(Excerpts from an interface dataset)

========

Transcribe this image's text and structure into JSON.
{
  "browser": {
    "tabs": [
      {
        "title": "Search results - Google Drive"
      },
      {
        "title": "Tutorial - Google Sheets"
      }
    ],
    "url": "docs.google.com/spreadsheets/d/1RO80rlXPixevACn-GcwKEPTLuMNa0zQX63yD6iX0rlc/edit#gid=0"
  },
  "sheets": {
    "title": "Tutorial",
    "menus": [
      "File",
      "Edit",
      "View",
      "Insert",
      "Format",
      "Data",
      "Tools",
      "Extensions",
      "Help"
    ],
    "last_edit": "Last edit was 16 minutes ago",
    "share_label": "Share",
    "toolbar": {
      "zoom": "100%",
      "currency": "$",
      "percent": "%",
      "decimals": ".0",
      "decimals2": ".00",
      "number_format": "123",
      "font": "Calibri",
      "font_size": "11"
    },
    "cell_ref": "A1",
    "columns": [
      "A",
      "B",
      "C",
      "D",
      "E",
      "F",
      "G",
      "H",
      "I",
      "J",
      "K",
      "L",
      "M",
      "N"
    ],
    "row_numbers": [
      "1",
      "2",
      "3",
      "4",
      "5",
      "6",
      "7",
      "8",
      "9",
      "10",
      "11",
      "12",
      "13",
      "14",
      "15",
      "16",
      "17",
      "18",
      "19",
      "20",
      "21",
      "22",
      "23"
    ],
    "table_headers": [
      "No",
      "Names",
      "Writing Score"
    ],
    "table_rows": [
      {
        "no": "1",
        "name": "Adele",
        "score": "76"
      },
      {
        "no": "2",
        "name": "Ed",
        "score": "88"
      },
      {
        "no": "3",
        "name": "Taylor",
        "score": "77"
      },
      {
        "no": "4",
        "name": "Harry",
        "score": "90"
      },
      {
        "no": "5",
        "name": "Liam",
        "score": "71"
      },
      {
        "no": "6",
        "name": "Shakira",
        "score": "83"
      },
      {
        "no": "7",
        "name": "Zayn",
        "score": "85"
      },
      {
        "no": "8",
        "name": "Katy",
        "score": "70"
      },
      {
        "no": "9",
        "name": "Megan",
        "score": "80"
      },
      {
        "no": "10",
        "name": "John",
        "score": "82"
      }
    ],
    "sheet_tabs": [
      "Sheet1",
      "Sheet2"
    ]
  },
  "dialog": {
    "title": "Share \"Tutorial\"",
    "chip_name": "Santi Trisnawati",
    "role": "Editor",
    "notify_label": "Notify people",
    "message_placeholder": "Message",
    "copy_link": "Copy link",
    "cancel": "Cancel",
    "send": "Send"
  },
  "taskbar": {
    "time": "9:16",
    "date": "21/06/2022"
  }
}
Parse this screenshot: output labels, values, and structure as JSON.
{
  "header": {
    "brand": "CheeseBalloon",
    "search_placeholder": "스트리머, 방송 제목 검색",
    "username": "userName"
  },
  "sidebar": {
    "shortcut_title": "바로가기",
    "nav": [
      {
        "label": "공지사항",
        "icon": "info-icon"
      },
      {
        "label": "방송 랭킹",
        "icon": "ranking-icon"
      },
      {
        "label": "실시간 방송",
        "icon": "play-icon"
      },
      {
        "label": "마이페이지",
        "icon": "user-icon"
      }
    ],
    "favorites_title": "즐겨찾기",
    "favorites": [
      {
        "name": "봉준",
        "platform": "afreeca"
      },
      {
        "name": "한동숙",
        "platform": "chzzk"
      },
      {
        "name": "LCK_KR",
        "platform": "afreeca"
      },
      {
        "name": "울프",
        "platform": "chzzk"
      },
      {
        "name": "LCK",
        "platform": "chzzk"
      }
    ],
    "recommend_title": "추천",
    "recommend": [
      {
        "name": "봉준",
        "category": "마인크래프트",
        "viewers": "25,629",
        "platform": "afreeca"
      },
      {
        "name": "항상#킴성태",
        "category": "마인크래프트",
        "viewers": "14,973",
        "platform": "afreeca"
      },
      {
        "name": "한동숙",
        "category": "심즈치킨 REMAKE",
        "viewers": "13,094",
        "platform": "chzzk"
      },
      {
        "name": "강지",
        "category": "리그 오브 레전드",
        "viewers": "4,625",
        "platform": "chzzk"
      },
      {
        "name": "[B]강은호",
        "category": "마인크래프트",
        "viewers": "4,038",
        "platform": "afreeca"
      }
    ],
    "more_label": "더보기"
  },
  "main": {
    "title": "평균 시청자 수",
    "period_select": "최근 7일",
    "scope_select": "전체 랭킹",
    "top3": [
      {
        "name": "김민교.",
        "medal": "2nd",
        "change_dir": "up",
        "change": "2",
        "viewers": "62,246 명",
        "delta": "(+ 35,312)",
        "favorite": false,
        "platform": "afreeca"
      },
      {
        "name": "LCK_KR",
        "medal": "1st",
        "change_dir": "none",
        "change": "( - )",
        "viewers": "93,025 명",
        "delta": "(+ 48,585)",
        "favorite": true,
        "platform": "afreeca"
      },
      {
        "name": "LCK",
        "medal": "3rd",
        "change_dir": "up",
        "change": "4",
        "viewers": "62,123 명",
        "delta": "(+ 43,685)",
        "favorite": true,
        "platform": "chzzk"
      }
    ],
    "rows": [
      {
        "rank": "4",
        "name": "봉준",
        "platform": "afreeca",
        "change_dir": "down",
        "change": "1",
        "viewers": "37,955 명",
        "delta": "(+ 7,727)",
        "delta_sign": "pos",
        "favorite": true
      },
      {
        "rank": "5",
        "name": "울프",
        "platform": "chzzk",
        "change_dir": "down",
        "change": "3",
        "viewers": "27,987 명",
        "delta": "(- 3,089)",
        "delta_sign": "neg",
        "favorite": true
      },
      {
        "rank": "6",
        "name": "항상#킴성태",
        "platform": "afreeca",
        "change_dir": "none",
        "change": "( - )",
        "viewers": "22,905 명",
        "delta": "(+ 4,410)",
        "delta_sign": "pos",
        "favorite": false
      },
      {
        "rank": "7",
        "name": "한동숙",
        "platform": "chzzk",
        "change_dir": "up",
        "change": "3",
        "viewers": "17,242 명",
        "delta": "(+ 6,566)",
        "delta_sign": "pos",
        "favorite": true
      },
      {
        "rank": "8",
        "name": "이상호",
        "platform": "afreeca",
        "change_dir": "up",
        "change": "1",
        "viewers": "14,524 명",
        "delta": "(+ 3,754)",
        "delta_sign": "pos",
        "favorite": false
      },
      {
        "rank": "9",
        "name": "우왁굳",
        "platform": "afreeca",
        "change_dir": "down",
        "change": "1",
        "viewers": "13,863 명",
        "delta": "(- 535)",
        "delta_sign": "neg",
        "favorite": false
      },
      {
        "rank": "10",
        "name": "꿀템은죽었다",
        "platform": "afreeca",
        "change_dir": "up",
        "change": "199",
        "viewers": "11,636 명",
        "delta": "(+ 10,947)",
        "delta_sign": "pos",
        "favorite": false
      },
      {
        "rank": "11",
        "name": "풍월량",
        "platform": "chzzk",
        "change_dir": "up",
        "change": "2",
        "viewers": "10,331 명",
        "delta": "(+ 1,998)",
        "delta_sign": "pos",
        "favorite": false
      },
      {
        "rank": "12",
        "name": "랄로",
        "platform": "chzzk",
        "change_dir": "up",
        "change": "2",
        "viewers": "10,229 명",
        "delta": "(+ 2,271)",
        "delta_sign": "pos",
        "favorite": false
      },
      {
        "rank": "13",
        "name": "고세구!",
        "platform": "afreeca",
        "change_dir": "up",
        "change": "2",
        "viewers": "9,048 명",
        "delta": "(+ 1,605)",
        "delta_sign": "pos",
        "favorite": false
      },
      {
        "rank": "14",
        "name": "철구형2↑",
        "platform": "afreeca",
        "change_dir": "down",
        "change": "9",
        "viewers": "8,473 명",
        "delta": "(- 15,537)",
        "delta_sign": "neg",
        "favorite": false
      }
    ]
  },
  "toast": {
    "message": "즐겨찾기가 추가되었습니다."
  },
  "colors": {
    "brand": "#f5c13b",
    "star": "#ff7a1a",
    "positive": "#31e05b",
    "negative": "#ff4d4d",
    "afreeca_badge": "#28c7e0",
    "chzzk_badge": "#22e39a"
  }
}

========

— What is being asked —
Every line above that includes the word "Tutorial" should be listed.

— Task result —
        "title": "Tutorial - Google Sheets"
    "title": "Tutorial",
    "title": "Share \"Tutorial\"",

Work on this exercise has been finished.